* **What you will do**
Write out each line of the entries below that holds the word "posts".

* **Supplied material**
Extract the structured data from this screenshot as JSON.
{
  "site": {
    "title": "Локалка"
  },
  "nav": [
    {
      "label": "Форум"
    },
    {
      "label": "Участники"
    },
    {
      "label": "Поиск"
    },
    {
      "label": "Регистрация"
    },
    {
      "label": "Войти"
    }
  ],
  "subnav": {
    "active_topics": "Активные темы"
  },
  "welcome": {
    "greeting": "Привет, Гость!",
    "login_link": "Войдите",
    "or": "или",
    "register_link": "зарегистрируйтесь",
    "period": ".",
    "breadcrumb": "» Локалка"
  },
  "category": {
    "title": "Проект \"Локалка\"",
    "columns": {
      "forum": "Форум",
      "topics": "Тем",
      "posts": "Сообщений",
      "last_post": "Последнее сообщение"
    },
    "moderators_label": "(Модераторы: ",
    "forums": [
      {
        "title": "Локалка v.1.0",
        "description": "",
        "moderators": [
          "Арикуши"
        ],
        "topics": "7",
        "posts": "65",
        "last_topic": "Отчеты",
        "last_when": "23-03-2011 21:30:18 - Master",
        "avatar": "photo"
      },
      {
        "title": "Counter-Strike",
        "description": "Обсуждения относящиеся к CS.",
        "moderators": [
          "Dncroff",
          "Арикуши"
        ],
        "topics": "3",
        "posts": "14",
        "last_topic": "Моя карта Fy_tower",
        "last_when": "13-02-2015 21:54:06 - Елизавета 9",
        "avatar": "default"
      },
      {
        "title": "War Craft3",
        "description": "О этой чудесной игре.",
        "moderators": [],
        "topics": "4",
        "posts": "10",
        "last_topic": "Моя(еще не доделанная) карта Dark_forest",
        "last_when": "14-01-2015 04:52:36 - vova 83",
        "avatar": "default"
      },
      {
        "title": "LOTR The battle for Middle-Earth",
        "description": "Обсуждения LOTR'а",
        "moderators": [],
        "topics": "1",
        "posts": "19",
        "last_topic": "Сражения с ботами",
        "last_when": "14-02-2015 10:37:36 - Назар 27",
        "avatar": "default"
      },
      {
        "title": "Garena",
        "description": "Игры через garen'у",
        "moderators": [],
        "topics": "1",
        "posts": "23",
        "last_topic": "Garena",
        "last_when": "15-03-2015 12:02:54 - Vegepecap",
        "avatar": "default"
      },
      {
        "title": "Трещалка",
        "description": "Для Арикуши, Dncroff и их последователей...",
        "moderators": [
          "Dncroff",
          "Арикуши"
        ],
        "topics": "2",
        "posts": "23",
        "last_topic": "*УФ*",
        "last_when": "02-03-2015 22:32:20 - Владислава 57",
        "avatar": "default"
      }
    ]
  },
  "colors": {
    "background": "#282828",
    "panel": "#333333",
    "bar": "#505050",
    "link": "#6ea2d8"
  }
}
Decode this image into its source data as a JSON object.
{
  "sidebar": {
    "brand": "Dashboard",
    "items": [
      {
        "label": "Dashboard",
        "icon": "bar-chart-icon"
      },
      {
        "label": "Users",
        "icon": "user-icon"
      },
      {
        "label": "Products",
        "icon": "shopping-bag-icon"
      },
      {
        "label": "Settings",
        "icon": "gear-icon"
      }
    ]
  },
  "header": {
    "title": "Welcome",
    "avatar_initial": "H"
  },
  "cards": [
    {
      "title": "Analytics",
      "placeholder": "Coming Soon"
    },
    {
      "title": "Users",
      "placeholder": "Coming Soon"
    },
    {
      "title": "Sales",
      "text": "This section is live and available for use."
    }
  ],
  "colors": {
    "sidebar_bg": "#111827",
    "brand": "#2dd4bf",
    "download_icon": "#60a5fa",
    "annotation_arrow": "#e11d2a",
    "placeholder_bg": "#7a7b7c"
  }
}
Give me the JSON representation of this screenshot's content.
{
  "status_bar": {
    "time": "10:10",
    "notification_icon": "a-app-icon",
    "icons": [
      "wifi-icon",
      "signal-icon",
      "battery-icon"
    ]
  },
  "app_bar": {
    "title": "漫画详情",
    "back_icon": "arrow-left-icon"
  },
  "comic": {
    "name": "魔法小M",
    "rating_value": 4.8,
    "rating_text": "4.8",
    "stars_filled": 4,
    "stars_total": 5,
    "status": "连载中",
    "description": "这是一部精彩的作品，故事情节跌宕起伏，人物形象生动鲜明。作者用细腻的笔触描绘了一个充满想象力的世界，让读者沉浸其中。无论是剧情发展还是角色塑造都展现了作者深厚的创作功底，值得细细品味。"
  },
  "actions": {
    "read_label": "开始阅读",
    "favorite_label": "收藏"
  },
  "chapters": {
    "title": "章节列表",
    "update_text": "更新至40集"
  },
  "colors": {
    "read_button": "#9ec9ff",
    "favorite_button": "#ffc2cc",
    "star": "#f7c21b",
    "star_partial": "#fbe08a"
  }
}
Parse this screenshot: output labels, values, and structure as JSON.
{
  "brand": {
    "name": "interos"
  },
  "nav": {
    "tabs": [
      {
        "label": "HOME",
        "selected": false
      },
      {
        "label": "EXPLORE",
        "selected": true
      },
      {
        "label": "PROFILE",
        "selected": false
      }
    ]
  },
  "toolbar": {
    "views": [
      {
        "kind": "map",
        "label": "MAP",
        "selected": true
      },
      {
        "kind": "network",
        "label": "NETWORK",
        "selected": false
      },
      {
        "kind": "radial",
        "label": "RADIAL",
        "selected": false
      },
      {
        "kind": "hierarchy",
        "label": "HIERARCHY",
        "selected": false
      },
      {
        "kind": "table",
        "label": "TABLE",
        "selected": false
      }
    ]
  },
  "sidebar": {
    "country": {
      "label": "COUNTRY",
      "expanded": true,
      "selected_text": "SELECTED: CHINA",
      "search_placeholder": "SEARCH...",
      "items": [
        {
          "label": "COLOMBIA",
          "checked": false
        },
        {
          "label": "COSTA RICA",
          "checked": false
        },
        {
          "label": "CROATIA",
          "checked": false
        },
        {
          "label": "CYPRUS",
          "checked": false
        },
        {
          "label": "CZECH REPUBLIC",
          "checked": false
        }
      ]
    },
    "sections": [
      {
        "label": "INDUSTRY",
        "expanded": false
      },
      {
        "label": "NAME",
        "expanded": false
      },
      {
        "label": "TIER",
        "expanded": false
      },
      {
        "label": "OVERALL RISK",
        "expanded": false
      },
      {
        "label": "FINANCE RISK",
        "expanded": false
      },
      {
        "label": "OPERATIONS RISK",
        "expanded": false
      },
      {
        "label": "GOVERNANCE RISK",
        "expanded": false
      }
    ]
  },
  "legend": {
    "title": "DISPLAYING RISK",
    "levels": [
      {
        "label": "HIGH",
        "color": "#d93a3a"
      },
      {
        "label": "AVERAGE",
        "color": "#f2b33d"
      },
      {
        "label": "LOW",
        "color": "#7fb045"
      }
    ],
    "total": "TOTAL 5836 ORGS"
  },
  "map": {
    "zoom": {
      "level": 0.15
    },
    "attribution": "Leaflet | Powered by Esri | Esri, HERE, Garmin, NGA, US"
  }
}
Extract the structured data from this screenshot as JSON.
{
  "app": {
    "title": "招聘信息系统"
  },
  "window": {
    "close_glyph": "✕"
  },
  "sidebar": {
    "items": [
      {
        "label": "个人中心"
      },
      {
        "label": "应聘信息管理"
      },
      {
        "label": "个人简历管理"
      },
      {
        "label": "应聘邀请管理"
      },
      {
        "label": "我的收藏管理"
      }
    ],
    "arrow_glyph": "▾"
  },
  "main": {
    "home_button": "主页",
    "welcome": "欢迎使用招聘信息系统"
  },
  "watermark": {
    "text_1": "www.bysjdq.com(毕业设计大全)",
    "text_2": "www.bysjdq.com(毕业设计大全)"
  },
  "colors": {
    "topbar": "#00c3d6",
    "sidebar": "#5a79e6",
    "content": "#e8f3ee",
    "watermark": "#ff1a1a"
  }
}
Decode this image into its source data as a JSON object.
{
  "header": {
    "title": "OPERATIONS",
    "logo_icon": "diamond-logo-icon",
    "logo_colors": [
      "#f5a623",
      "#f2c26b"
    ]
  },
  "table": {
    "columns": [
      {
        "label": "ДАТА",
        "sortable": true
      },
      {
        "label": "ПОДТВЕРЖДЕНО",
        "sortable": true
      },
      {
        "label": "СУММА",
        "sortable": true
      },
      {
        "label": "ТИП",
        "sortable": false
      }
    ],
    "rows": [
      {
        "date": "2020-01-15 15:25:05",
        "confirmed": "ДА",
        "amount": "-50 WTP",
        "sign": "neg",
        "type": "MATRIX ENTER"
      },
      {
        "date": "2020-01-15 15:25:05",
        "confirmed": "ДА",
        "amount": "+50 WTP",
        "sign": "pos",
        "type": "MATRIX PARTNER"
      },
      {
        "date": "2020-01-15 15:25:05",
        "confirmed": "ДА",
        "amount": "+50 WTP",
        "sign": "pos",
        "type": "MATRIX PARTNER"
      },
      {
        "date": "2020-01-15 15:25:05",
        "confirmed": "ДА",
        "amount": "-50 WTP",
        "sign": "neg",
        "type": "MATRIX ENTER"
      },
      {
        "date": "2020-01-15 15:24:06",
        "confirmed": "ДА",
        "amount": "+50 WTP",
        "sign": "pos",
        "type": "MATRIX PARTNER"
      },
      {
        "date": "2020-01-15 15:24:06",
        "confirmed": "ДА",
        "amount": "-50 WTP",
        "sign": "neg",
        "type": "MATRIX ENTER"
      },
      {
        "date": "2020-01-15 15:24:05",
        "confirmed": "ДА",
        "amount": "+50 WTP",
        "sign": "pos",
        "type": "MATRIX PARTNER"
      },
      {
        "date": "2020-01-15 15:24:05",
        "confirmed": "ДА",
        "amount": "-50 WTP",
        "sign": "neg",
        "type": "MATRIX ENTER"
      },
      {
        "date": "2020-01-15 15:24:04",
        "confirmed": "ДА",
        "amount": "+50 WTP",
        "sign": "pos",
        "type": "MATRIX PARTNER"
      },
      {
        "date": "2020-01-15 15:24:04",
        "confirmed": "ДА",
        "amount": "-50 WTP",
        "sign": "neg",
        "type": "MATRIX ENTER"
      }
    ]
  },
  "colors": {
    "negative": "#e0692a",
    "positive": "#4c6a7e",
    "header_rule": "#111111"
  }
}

* **Written solution**
      "posts": "Сообщений",
        "posts": "65",
        "posts": "14",
        "posts": "10",
        "posts": "19",
        "posts": "23",
        "posts": "23",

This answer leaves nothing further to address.